Nowhere was this more evident than midway through the first period, when left inside linebacker Ken Norton, Jr., came in untouched and blasted Bledsoe into the turf. Although he managed to fire off an incomplete pass to Coates, avoiding the sack, Bledsoe’s left shoulder was slammed into the ground, causing him to leave the game and miss a series while being examined in the locker room.

“I’d been waiting for him to run all week,” joked Norton, who came in from the strong side. It was our first blitz of the day and I’d really been waiting on it. We just wanted to be very aggressive and show him a lot of different reads, not let him read certain things. We wanted to mix up our coverages and have him thinking about what he wanted to do. He was back there, he wasn’t sure what he wanted to do and it enabled our pass rush to get to him.”

Patriots quarterback Drew Bledsoe.

After confidently jogging out to take the reigns from backup quarterback Scott Zolak in the second quarter, Bledsoe never displayed the same panache as he had on the first drive, when he completed a 31-yard pass to Coates and directed the team on a 12-play, 55-yard drive that gobbled up almost five minutes. After that virtuoso performance, he looked a bit jittery, his timing off. Soon after the hit, Bledsoe led Martin – who had split the coverage of safeties Hanks and Tim McDonald like a wishbone – just a little too much for an incompletion.
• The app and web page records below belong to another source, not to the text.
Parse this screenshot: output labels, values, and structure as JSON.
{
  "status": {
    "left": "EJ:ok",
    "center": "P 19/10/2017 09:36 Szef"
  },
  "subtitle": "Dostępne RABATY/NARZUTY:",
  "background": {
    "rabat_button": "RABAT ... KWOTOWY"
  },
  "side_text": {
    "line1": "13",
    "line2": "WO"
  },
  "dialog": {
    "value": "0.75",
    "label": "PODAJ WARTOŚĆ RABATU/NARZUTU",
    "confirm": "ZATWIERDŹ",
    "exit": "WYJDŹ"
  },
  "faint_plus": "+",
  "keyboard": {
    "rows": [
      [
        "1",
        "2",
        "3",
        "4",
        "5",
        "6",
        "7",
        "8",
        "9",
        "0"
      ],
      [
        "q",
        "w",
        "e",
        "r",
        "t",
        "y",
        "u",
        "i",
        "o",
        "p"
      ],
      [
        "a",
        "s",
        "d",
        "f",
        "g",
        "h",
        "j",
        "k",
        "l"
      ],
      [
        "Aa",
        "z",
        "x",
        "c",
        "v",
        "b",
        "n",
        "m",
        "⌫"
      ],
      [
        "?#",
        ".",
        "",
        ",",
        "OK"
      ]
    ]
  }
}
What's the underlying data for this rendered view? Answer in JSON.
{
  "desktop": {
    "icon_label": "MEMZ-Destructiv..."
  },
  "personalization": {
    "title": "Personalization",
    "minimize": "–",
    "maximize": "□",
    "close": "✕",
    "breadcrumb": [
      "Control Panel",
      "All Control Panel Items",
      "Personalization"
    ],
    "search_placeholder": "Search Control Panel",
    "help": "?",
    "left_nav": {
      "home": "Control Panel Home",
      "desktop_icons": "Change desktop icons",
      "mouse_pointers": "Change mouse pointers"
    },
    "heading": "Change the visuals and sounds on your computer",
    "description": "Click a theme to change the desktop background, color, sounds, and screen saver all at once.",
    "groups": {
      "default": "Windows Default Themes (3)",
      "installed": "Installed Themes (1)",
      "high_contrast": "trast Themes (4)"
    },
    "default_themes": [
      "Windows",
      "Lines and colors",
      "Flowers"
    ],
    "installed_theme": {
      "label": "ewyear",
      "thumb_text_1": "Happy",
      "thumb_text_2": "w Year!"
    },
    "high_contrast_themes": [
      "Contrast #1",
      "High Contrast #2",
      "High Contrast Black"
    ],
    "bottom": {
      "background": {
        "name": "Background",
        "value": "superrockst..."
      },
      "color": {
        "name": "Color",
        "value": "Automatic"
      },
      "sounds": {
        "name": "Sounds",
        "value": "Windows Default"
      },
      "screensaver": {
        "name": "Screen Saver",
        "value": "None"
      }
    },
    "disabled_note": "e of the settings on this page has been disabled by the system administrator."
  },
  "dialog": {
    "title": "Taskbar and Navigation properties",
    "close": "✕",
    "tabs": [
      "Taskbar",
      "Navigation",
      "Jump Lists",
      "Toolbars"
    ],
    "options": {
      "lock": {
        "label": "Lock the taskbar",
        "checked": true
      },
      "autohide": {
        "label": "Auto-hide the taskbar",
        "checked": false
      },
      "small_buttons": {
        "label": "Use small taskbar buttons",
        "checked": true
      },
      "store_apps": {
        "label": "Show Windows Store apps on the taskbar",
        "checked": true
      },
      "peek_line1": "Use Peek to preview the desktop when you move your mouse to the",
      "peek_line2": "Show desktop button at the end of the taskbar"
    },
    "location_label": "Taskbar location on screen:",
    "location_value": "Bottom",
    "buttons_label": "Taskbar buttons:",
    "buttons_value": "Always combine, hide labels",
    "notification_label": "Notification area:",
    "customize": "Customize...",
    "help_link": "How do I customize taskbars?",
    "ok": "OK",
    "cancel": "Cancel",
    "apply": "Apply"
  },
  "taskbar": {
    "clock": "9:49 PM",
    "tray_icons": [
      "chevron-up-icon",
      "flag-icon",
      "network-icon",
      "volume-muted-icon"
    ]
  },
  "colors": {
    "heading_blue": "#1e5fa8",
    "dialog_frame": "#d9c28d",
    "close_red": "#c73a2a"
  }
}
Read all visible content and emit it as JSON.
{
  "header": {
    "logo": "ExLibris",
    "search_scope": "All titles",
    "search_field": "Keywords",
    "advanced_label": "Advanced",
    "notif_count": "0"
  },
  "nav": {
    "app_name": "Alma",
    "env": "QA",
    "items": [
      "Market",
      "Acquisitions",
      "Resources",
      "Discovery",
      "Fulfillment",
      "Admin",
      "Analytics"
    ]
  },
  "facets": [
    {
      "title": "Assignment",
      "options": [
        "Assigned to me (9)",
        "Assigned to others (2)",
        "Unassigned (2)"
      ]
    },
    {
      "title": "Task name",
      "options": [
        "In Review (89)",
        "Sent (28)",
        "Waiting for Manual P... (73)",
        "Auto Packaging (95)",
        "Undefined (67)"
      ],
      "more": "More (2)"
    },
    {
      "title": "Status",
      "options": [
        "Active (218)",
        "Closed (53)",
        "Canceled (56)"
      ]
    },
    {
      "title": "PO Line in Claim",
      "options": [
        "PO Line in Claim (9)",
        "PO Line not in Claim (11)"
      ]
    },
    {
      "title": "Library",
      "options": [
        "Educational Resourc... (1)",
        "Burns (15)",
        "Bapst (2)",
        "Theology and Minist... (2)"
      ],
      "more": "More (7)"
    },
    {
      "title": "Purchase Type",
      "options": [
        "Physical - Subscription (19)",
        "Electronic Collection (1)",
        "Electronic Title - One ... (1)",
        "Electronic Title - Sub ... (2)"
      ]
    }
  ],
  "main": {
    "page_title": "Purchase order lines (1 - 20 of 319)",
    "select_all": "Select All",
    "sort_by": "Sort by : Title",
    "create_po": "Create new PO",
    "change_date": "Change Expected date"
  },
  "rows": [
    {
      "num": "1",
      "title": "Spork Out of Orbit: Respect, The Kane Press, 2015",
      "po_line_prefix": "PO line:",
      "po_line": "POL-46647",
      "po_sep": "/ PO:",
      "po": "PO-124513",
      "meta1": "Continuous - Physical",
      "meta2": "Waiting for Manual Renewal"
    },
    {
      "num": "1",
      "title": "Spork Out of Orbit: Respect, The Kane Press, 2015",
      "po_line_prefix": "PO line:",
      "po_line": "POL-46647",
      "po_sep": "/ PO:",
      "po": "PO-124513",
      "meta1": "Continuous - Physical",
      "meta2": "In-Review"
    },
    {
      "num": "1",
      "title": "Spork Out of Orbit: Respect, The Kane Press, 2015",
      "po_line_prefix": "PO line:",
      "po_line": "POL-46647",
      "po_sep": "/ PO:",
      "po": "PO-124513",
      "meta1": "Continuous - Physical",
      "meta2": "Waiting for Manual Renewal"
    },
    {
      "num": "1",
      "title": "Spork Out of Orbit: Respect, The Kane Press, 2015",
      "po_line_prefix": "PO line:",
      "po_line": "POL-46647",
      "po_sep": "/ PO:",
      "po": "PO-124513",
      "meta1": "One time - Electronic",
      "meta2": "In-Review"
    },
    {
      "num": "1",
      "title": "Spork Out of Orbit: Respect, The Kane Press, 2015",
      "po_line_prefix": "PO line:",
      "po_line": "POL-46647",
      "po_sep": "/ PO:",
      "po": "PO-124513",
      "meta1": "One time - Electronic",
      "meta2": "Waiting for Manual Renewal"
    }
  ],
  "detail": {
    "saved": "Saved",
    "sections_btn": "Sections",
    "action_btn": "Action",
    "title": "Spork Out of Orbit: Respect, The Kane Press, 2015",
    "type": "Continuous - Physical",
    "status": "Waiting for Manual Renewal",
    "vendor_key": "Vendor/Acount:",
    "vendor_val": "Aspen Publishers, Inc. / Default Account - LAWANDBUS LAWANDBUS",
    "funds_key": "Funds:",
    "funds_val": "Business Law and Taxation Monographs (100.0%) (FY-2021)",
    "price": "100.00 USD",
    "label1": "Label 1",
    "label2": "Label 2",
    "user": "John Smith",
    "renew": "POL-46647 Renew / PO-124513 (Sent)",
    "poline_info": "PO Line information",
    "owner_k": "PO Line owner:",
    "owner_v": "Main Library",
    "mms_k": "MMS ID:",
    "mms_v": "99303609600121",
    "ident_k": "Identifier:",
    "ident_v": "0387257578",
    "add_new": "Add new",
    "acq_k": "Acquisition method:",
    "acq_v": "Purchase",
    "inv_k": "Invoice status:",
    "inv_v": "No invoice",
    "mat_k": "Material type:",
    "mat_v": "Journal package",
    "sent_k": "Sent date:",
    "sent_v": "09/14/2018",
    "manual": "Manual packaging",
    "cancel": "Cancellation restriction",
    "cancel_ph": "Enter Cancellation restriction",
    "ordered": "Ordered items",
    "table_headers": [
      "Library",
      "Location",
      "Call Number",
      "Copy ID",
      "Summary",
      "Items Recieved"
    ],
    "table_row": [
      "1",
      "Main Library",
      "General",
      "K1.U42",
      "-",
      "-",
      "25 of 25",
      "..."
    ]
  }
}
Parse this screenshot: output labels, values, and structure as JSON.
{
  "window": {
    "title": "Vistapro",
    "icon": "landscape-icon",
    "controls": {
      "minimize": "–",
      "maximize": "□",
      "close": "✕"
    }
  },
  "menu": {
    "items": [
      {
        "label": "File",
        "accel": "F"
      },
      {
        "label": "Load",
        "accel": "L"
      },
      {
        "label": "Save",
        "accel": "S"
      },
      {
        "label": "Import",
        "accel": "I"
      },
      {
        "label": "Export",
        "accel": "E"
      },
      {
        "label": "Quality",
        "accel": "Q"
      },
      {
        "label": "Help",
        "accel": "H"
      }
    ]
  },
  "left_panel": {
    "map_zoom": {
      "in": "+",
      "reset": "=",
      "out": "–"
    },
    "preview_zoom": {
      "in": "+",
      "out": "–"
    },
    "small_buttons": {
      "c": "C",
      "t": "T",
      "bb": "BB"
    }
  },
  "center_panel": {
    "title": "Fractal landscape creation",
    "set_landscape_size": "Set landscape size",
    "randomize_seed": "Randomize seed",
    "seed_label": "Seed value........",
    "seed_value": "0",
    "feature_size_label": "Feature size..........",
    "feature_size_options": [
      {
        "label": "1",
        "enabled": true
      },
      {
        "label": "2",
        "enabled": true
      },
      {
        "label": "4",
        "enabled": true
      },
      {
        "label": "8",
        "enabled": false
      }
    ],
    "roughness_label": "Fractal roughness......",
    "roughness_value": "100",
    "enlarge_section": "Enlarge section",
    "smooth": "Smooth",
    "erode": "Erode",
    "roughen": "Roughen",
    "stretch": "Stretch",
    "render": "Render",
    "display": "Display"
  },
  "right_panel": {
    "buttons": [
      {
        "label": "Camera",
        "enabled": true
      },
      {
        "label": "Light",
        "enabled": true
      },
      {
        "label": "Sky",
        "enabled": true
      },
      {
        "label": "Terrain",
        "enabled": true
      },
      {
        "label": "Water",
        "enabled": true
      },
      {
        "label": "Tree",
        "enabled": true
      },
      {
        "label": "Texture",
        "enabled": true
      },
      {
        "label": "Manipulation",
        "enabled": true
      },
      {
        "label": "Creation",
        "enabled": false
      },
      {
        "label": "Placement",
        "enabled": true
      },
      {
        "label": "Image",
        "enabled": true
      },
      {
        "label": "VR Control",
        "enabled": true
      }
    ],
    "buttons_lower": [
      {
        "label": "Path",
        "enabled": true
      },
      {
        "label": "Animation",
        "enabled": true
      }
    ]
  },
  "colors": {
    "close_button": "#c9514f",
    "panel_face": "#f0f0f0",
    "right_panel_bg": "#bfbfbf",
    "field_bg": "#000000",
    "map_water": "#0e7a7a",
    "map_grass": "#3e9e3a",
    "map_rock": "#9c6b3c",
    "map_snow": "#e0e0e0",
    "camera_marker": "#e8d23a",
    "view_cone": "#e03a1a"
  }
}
The only other time he resembled his first-drive self was soon after he returned in the second quarter. Calmly standing in the pocket, Bledsoe zipped a 15-yard scoring pass to Coates, only to see it called back when Todd Rucci was whistled for holding. With 18 yards needed for a first from the 49er 25, Bledsoe overthrew Moore in the right corner of the end zone and had a pass batted away by Alfred Williams before Bahr was called upon to hit a 43-yard field goal for a 3-0 lead. 

The Patriots’ only other trips inside the danger zone occurred in the final half, with San Francisco comfortably ahead. In the fourth, three red-zone jaunts produced a Hanks pick and a pair of fourth-down misfires to guess who? Yep, it was Coates and Meggett.

“Once again, we didn’t cash in [on excellent field position],” said Bledsoe. “Against the San Francisco 49ers, when you have those opportunities, you have to cash in on them. Otherwise, you’re never going to win the game.”